In the May 2011 issue of the Scientific American Mind magazine, a reader asked the question “Why do memories of vivid dreams disappear soon after waking up?”. According to current science, clarity of dreams depends on neurochemical conditions in the brain. Dreams are forgotten due to deficiencies in the hormone norepinephrine in the cerebral cortex, and more generally, due to the fact that dreams are not highly conscious activities in the brain. Check the link given above to read the entire answer. In this article, we will examine this question based on the Integral Psychology of Sri Aurobindo and the Mother.
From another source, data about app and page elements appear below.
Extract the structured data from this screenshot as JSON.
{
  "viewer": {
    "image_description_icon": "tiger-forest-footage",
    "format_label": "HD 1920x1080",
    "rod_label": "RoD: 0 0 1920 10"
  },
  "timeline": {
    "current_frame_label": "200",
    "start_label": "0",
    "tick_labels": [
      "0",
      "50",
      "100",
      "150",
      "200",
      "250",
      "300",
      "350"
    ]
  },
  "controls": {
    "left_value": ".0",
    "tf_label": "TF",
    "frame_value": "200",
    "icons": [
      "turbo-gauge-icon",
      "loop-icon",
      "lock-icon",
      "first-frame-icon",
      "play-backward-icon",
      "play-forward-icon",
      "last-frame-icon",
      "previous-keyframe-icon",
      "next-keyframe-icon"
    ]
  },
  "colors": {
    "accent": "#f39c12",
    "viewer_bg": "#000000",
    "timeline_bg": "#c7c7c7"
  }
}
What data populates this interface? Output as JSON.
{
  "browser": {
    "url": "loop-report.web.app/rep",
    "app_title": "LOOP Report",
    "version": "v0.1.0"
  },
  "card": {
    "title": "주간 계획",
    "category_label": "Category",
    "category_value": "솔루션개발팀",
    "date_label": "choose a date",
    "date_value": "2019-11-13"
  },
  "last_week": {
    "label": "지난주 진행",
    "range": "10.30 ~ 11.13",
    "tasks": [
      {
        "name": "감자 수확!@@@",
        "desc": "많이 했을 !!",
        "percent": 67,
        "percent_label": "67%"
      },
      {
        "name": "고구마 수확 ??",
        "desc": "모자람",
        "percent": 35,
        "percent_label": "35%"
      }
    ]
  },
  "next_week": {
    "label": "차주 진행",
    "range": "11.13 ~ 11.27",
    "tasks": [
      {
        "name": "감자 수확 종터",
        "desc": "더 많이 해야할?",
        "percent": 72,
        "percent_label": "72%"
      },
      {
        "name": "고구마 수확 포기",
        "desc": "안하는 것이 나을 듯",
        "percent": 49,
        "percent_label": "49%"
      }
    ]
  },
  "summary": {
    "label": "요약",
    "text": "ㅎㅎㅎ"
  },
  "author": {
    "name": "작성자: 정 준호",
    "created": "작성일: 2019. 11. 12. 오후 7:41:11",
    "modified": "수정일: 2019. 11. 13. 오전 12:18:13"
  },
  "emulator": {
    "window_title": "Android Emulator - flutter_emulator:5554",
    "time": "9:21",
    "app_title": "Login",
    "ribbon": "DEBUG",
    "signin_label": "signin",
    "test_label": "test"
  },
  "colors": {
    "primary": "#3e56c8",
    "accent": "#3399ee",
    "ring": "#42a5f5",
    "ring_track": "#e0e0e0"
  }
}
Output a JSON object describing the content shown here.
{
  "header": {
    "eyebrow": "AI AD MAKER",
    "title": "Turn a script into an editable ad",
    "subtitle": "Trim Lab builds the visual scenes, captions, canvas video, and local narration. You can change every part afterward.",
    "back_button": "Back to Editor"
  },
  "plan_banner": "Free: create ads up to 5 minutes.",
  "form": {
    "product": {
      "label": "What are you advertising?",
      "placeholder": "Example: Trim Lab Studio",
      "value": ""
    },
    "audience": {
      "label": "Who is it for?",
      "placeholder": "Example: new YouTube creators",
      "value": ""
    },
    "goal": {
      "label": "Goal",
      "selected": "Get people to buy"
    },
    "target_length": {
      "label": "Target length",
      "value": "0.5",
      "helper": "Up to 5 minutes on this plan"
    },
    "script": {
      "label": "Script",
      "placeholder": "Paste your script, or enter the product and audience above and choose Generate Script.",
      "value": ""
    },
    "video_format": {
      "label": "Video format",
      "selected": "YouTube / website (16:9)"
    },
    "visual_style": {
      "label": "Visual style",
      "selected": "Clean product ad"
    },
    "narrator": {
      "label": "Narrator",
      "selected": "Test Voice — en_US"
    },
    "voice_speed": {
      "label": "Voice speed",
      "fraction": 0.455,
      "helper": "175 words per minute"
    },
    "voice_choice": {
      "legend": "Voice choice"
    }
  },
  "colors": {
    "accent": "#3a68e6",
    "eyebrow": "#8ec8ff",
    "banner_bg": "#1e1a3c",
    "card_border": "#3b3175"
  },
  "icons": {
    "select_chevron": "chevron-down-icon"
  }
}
The spiritual path often seems like a walk through the arid desert. Intermittently, one may encounter an oasis of water in the form of a replenishing soul moment, but the rest of the time one has to trudge through the scorching heat of the hardships of daily life. It is in this context that the Vedic Rishis spoke of the spiritual seeker being like a Divine child who is suckled by two Mothers – Dawn and Night. In such situations, one may wonder why spiritual experiences never seem to repeat; why can’t one recapture that stirring rapture one had experienced before? The Mother Mirra Alfassa provided some striking and sagacious answers to such often perplexing questions.
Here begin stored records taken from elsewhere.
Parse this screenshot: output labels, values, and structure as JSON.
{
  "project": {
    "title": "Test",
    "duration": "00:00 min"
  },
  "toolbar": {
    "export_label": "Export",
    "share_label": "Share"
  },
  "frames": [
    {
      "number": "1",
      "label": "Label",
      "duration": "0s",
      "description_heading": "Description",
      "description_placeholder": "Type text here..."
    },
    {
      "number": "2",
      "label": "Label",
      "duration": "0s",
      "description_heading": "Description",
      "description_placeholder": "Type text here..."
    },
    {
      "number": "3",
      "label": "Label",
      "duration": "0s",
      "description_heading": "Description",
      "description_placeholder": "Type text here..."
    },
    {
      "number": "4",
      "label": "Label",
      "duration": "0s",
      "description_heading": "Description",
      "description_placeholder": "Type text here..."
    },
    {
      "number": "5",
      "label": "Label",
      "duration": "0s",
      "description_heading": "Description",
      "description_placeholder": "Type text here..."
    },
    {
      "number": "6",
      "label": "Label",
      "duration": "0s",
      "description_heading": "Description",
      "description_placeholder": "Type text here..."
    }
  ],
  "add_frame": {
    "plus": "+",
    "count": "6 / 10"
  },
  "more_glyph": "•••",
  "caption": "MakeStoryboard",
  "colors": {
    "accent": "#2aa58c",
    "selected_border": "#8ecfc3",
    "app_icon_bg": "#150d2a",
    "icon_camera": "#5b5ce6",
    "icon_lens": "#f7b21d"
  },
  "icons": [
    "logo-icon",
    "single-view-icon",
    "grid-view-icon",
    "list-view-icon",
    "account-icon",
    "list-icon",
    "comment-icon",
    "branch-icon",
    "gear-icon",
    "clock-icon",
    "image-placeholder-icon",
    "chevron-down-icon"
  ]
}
If everything is consciousness (Brahman), then how does this conscious energy put on the appearance of material solidity. Why does the table appear solid? In order to bridge the gulf between consciousness and apparently durable matter, ancient Indian sages postulated (or “divined”) that all physical things are constituted of five subtle elements called Pancha-Mahabhutas – earth, fire, water, air, ether. These are not the elements known in the conventional sense (e.g. “water” does not imply the water, and “earth” does not mean soil) but are actually subtle conditions which together create the perception of forms which can be sensed by the human mind. The actual names of these five elements are Akasha (ether), Vayu(aeriality), Agni(fire), Apas(liquidity) and Prithvi(compaction). The descriptions of these five constituents are quite similar across Sankhya, Tantra and Buddhist philosophy and even Greek Stoic texts. Furthermore, as I point out later in this article, what is amusing is that these five elements were codified, probably inadvertently, in the Vishnu iconography seen in Indian temples!
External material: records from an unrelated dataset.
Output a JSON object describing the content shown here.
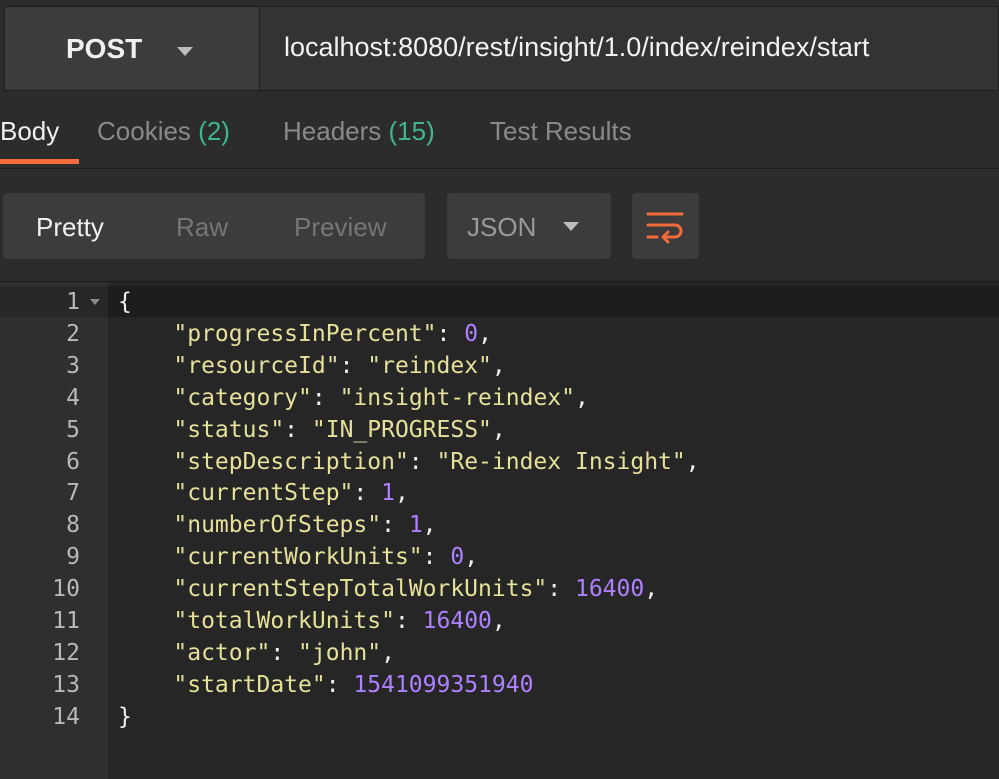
{
  "request": {
    "method": "POST",
    "url": "localhost:8080/rest/insight/1.0/index/reindex/start"
  },
  "response_tabs": [
    {
      "label": "Body",
      "count": ""
    },
    {
      "label": "Cookies",
      "count": "(2)"
    },
    {
      "label": "Headers",
      "count": "(15)"
    },
    {
      "label": "Test Results",
      "count": ""
    }
  ],
  "view_modes": [
    "Pretty",
    "Raw",
    "Preview"
  ],
  "format": "JSON",
  "icons": {
    "wrap": "wrap-lines-icon",
    "method_dropdown": "chevron-down-icon"
  },
  "colors": {
    "accent": "#f26b3a",
    "count": "#3fb68f",
    "json_key": "#e5e09a",
    "json_number": "#ae81ff"
  },
  "code": {
    "line_numbers": [
      "1",
      "2",
      "3",
      "4",
      "5",
      "6",
      "7",
      "8",
      "9",
      "10",
      "11",
      "12",
      "13",
      "14"
    ],
    "open_brace": "{",
    "close_brace": "}",
    "entries": [
      {
        "key": "\"progressInPercent\"",
        "value": "0",
        "type": "number",
        "comma": ","
      },
      {
        "key": "\"resourceId\"",
        "value": "\"reindex\"",
        "type": "string",
        "comma": ","
      },
      {
        "key": "\"category\"",
        "value": "\"insight-reindex\"",
        "type": "string",
        "comma": ","
      },
      {
        "key": "\"status\"",
        "value": "\"IN_PROGRESS\"",
        "type": "string",
        "comma": ","
      },
      {
        "key": "\"stepDescription\"",
        "value": "\"Re-index Insight\"",
        "type": "string",
        "comma": ","
      },
      {
        "key": "\"currentStep\"",
        "value": "1",
        "type": "number",
        "comma": ","
      },
      {
        "key": "\"numberOfSteps\"",
        "value": "1",
        "type": "number",
        "comma": ","
      },
      {
        "key": "\"currentWorkUnits\"",
        "value": "0",
        "type": "number",
        "comma": ","
      },
      {
        "key": "\"currentStepTotalWorkUnits\"",
        "value": "16400",
        "type": "number",
        "comma": ","
      },
      {
        "key": "\"totalWorkUnits\"",
        "value": "16400",
        "type": "number",
        "comma": ","
      },
      {
        "key": "\"actor\"",
        "value": "\"john\"",
        "type": "string",
        "comma": ","
      },
      {
        "key": "\"startDate\"",
        "value": "1541099351940",
        "type": "number",
        "comma": ""
      }
    ]
  }
}
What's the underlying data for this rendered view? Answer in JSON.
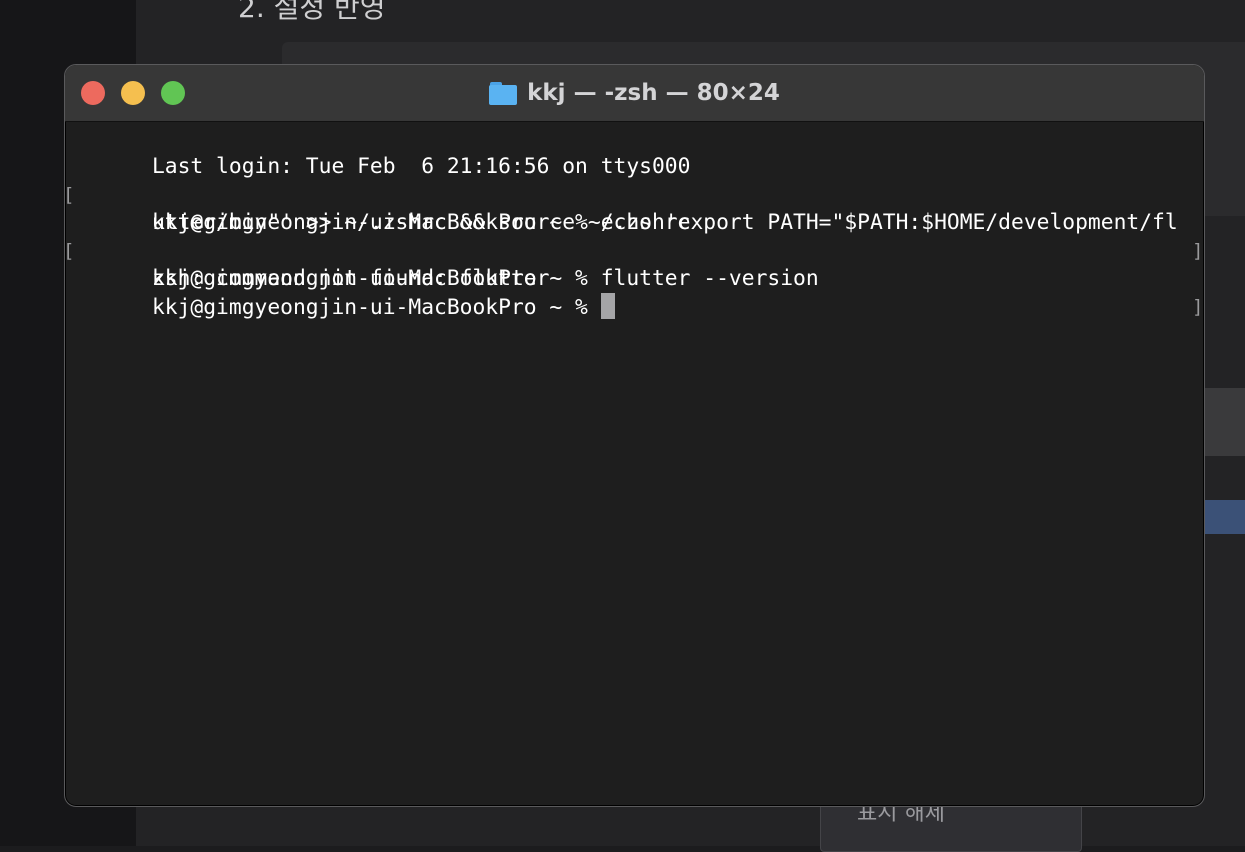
{
  "background": {
    "heading": "2. 설정 반영",
    "bottom_button_label": "표시 해제"
  },
  "window": {
    "title": "kkj — -zsh — 80×24",
    "title_icon": "folder-icon",
    "buttons": {
      "close": "close-button",
      "minimize": "minimize-button",
      "zoom": "zoom-button"
    }
  },
  "terminal": {
    "lines": [
      "Last login: Tue Feb  6 21:16:56 on ttys000",
      "kkj@gimgyeongjin-ui-MacBookPro ~ % echo 'export PATH=\"$PATH:$HOME/development/fl",
      "utter/bin\"' >> ~/.zshrc && source ~/.zshrc",
      "kkj@gimgyeongjin-ui-MacBookPro ~ % flutter --version",
      "zsh: command not found: flutter",
      "kkj@gimgyeongjin-ui-MacBookPro ~ %"
    ],
    "bracket_left": "[",
    "bracket_right": "]"
  },
  "colors": {
    "close": "#ed6a5e",
    "minimize": "#f5bf4f",
    "zoom": "#61c554",
    "terminal_bg": "#1e1e1e",
    "titlebar_bg": "#373737",
    "text": "#ffffff"
  }
}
Neuroscience with its impressive array of technologies continues to plumb the depths of the human brain and throw up fascinating new results, not all of which can be adequately explained through the Yoga psychology model, which relies on occult insights handed down by Yogis, both ancient and modern. In a recent TED talk, neuroscientist Patricia Kuhl described an intriguing anomaly that she and her colleagues uncovered while investigating the linguistic abilities of 6-10 month old babies, which we briefly discuss here.
It is known that the restless mind cannot immediately enter into a state of thoughtlessness. That is why meditation is practised in stages. A 2005 paper “Meditation and the Neuroscience of Consciousness” by Antoine Lutz and his colleagues contains a very succinct description of this graded process accompanied by a concise table, which we highlight in this post. Continue reading
The Cartesian paradigm which dominated (plagued?) science for the past three centuries is gradually being jettisoned. In the cognitive sciences, one of the latest theories being actively researched is called Embodied Cognition, which posits that the mind is inextricably tied to the environment. It argues that higher cognitive processes are shaped by and grounded in the bodily experience. In the works of Sri Aurobindo and the Mother Mirra Alfassa, we find unstinting affirmation for this model of cognition; in fact, their whole model of Integral Psychology is based on a fine-grained differentiation of the intricate connection between the mind, the vital and the physical parts of the human consciousness. In this article, we present the connection between the Integral Psychology of Sri Aurobindo and Embodied cognition.